The Houston Technology Center, a non-profit business accelerator, honored this year’s outstanding Texas biotech pioneers and Houston-area entrepreneurs at its annual gala, held last week at the Hyatt Regency in Houston.
“A Celebration of Entrepeneurs,” the organization’s annual event, highlights local entrepreneurship, leaders, and companies that the Houston Technology Center recognizes as having a substantial impact in the region’s economy and in the development of innovative technologies.
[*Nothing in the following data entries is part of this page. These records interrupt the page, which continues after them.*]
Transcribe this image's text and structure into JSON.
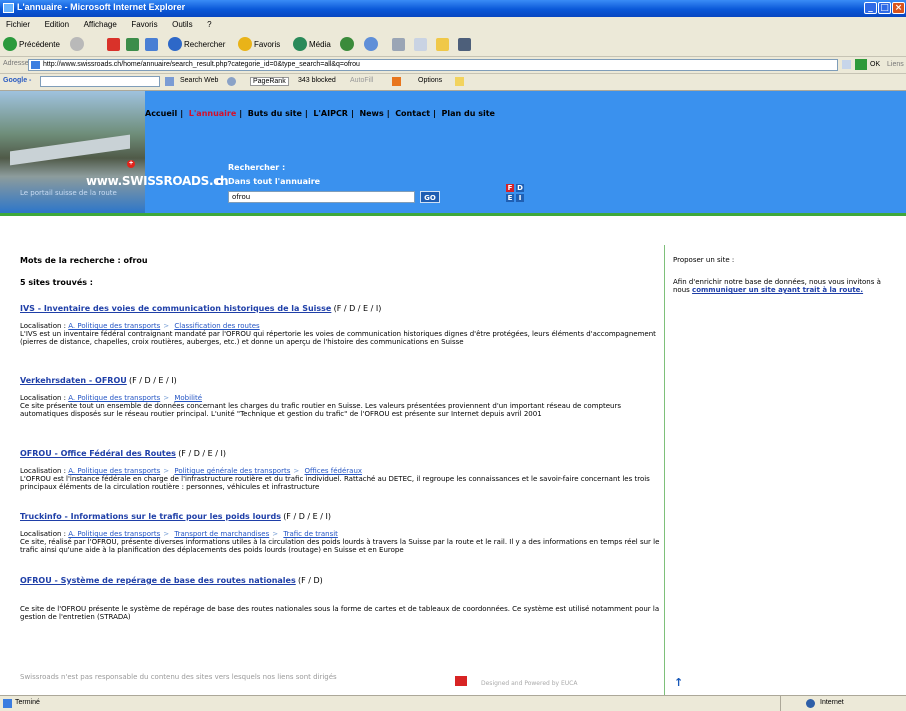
{
  "window": {
    "title": "L'annuaire - Microsoft Internet Explorer"
  },
  "menu": [
    "Fichier",
    "Edition",
    "Affichage",
    "Favoris",
    "Outils",
    "?"
  ],
  "toolbar": {
    "back": "Précédente",
    "search": "Rechercher",
    "favorites": "Favoris",
    "media": "Média"
  },
  "address": {
    "label": "Adresse",
    "url": "http://www.swissroads.ch/home/annuaire/search_result.php?categorie_id=0&type_search=all&q=ofrou",
    "go": "OK",
    "links": "Liens"
  },
  "googlebar": {
    "brand": "Google -",
    "search_web": "Search Web",
    "pagerank": "PageRank",
    "blocked": "343 blocked",
    "autofill": "AutoFill",
    "options": "Options"
  },
  "site": {
    "nav": [
      "Accueil",
      "L'annuaire",
      "Buts du site",
      "L'AIPCR",
      "News",
      "Contact",
      "Plan du site"
    ],
    "logo": "www.SWISSROADS.ch",
    "tagline": "Le portail suisse de la route",
    "search_label": "Rechercher :",
    "radio_label": "Dans tout l'annuaire",
    "query": "ofrou",
    "go": "GO",
    "langs": [
      "F",
      "D",
      "E",
      "I"
    ]
  },
  "results": {
    "keywords": "Mots de la recherche : ofrou",
    "count": "5 sites trouvés :",
    "loc_label": "Localisation :",
    "items": [
      {
        "title": "IVS - Inventaire des voies de communication historiques de la Suisse",
        "lang": "(F / D / E / I)",
        "path": [
          "A. Politique des transports",
          "Classification des routes"
        ],
        "desc": "L'IVS est un inventaire fédéral contraignant mandaté par l'OFROU qui répertorie les voies de communication historiques dignes d'être protégées, leurs éléments d'accompagnement (pierres de distance, chapelles, croix routières, auberges, etc.) et donne un aperçu de l'histoire des communications en Suisse"
      },
      {
        "title": "Verkehrsdaten - OFROU",
        "lang": "(F / D / E / I)",
        "path": [
          "A. Politique des transports",
          "Mobilité"
        ],
        "desc": "Ce site présente tout un ensemble de données concernant les charges du trafic routier en Suisse. Les valeurs présentées proviennent d'un important réseau de compteurs automatiques disposés sur le réseau routier principal. L'unité \"Technique et gestion du trafic\" de l'OFROU est présente sur Internet depuis avril 2001"
      },
      {
        "title": "OFROU - Office Fédéral des Routes",
        "lang": "(F / D / E / I)",
        "path": [
          "A. Politique des transports",
          "Politique générale des transports",
          "Offices fédéraux"
        ],
        "desc": "L'OFROU est l'instance fédérale en charge de l'infrastructure routière et du trafic individuel. Rattaché au DETEC, il regroupe les connaissances et le savoir-faire concernant les trois principaux éléments de la circulation routière : personnes, véhicules et infrastructure"
      },
      {
        "title": "Truckinfo - Informations sur le trafic pour les poids lourds",
        "lang": "(F / D / E / I)",
        "path": [
          "A. Politique des transports",
          "Transport de marchandises",
          "Trafic de transit"
        ],
        "desc": "Ce site, réalisé par l'OFROU, présente diverses informations utiles à la circulation des poids lourds à travers la Suisse par la route et le rail. Il y a des informations en temps réel sur le trafic ainsi qu'une aide à la planification des déplacements des poids lourds (routage) en Suisse et en Europe"
      },
      {
        "title": "OFROU - Système de repérage de base des routes nationales",
        "lang": "(F / D)",
        "path": [],
        "desc": "Ce site de l'OFROU présente le système de repérage de base des routes nationales sous la forme de cartes et de tableaux de coordonnées. Ce système est utilisé notamment pour la gestion de l'entretien (STRADA)"
      }
    ]
  },
  "sidebar": {
    "title": "Proposer un site :",
    "text": "Afin d'enrichir notre base de données, nous vous invitons à nous",
    "link": "communiquer un site ayant trait à la route."
  },
  "footer": {
    "disclaimer": "Swissroads n'est pas responsable du contenu des sites vers lesquels nos liens sont dirigés",
    "powered": "Designed and Powered by EUCA",
    "up": "↑"
  },
  "status": {
    "left": "Terminé",
    "zone": "Internet"
  }
}
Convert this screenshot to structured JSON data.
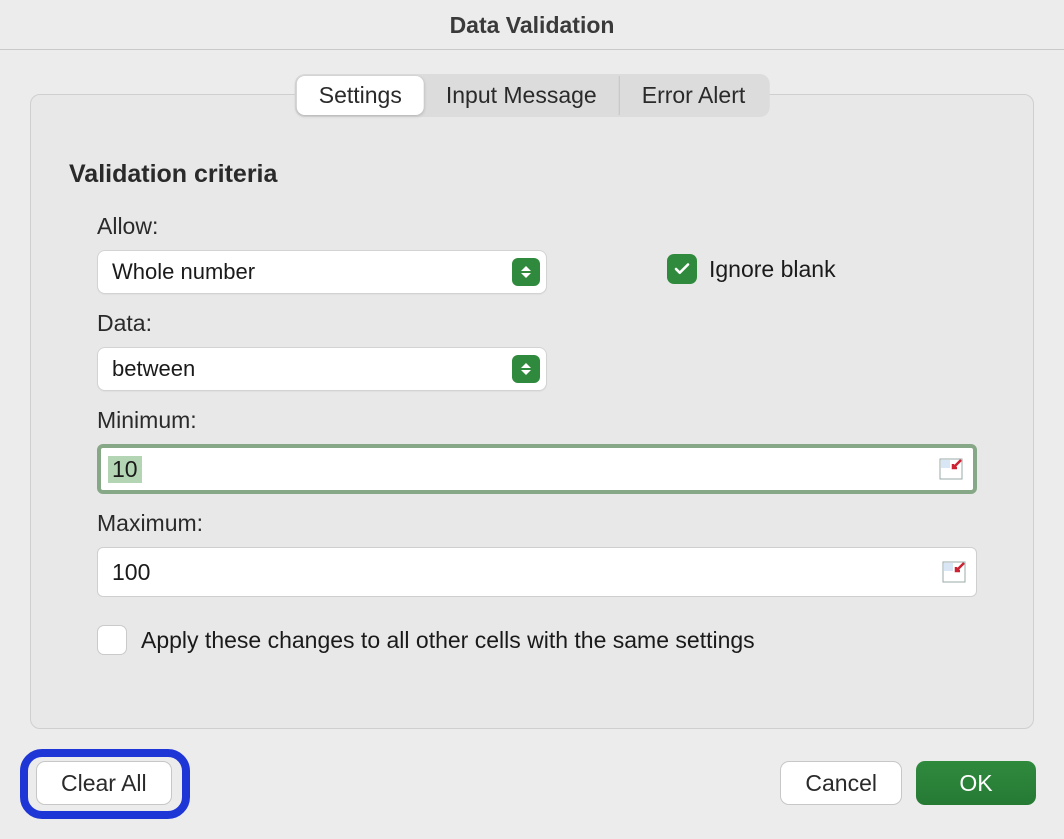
{
  "dialog": {
    "title": "Data Validation"
  },
  "tabs": {
    "settings": "Settings",
    "input_message": "Input Message",
    "error_alert": "Error Alert"
  },
  "section": {
    "title": "Validation criteria"
  },
  "allow": {
    "label": "Allow:",
    "value": "Whole number"
  },
  "ignore_blank": {
    "label": "Ignore blank",
    "checked": true
  },
  "data": {
    "label": "Data:",
    "value": "between"
  },
  "minimum": {
    "label": "Minimum:",
    "value": "10"
  },
  "maximum": {
    "label": "Maximum:",
    "value": "100"
  },
  "apply_all": {
    "label": "Apply these changes to all other cells with the same settings",
    "checked": false
  },
  "buttons": {
    "clear_all": "Clear All",
    "cancel": "Cancel",
    "ok": "OK"
  },
  "colors": {
    "accent_green": "#2f8a3d",
    "highlight_blue": "#1f36d6"
  }
}
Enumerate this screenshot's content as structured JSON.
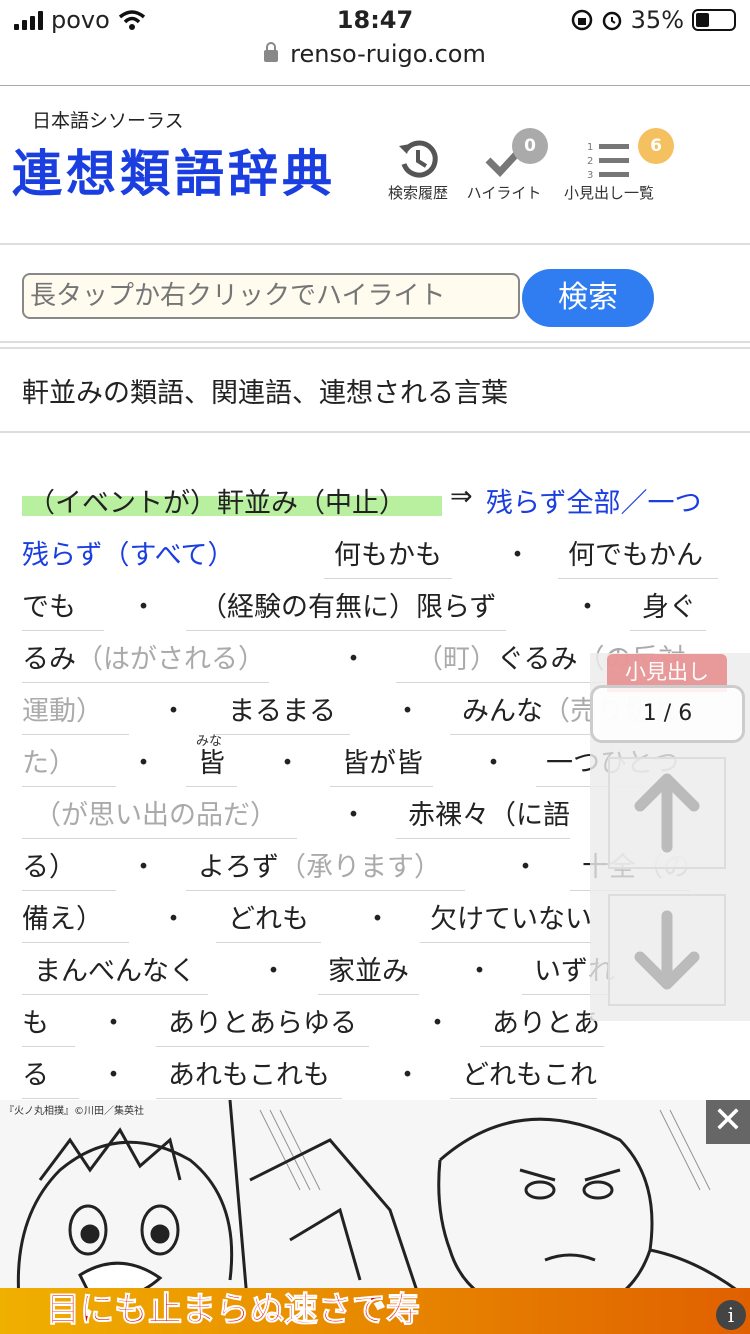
{
  "status": {
    "carrier": "povo",
    "time": "18:47",
    "battery": "35%",
    "battery_level": 0.35
  },
  "browser": {
    "url": "renso-ruigo.com"
  },
  "header": {
    "subtitle": "日本語シソーラス",
    "logo": "連想類語辞典",
    "history_label": "検索履歴",
    "highlight_label": "ハイライト",
    "highlight_count": "0",
    "index_label": "小見出し一覧",
    "index_count": "6"
  },
  "search": {
    "placeholder": "長タップか右クリックでハイライト",
    "button": "検索"
  },
  "page_heading": "軒並みの類語、関連語、連想される言葉",
  "entry": {
    "headword_parts": [
      "（イベントが）軒並み（中止）",
      "⇒"
    ],
    "link": [
      "残らず全部／一つ",
      "残らず（すべて）"
    ],
    "dot": "・",
    "words": {
      "w1": "何もかも",
      "w2": "何でもかん",
      "w2b": "でも",
      "w3": "（経験の有無に）限らず",
      "w4a": "身ぐ",
      "w4b": "るみ",
      "w4g": "（はがされる）",
      "w5g1": "（町）",
      "w5": "ぐるみ",
      "w5g2": "（の反対",
      "w5g3": "運動）",
      "w6": "まるまる",
      "w7": "みんな",
      "w7g": "（売り切れ",
      "w7g2": "た）",
      "w8": "皆",
      "w8r": "みな",
      "w9": "皆が皆",
      "w10": "一つひとつ",
      "w10g": "（が思い出の品だ）",
      "w11": "赤裸々（に語",
      "w11b": "る）",
      "w12": "よろず",
      "w12g": "（承ります）",
      "w13": "十全",
      "w13g": "（の",
      "w13b": "備え）",
      "w14": "どれも",
      "w15": "欠けていない",
      "w16": "まんべんなく",
      "w17": "家並み",
      "w18": "いずれ",
      "w18b": "も",
      "w19": "ありとあらゆる",
      "w20": "ありとあ",
      "w20b": "る",
      "w21": "あれもこれも",
      "w22": "どれもこれ"
    }
  },
  "float_nav": {
    "label": "小見出し",
    "counter": "1 / 6"
  },
  "ad": {
    "credit": "『火ノ丸相撲』©川田／集英社",
    "caption": "目にも止まらぬ速さで寿",
    "close": "✕",
    "info": "i"
  }
}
This year’s ceremony honored two distinguished Texas biotech pioneers with Lifetime Achievement Awards. In the category of Life Sciences, Dr. James “Red” Duke, Professor of Surgery and the John B. Holmes Professor of Clinical Sciences at The University of Texas Health Science Center at Houston (UTHealth) was honored for his illustrious research career, while in the Nanotechnology category, the HTC chose Dr. Robert Curl, Professor Emeritus at Rice University.
Both men have dedicated their careers to different areas of science and medicine and their achievements have impacted not only the scientific community, but the general public as well.
James “Red” Duke is a laureate trauma surgeon with a Texas pedigree. He earned his Bachelor of Science at Texas A&M and attended UT Southwestern for his medical degree. He is one of the founders of the American Trauma Society and was named “Surgeon of the Year” in 1988 by the James F. Mitchell Foundation. He is the medical director for trauma and emergency services at the Houston’s Hermann Hospital Life Flight.
His career is also well-recognized by many people in the U.S. who are familiar with his popular health-oriented TV show, “Dr. Red Duke’s Health Reports.” His recognition among the science community made possible the creation of a scholarship in his honor in the Houston Department of Surgery at University of Texas-Houston.
Robert Curl, the award-winner for nanotechnology has dedicated part of his professional life to the study and creation of fullerenes, carbon compounds that can be used in several areas of science and medicine. The discovery of an ideal fullerenes production process earned him, along with Harold Kroto and Richard Smalley, the Nobel Prize for Chemistry in 1996.
This discovery has also made an impact in other areas of science and medicine as well. Nanotechnology and nanoparticules such as fullerenes have been of major importance in recent Texas-based research on cancer, particularly in the discovery of new treatments and therapies.
In the category of Aerospace, HTC awarded Dr. Bernard Harris, CEO and Managing Director of Vesalius Ventures. For Information Technology, the institution named Dr. Morrie Abramson, president of Morrie K. Abramson Interests, Inc.
At this year’s ceremony, the HTC also distinguished Raymond Plank, founder and retired chairman of Apache Corporation for his entrepreneurial spirit, which led the company into one of the most respected and successful oil and gas companies in the country.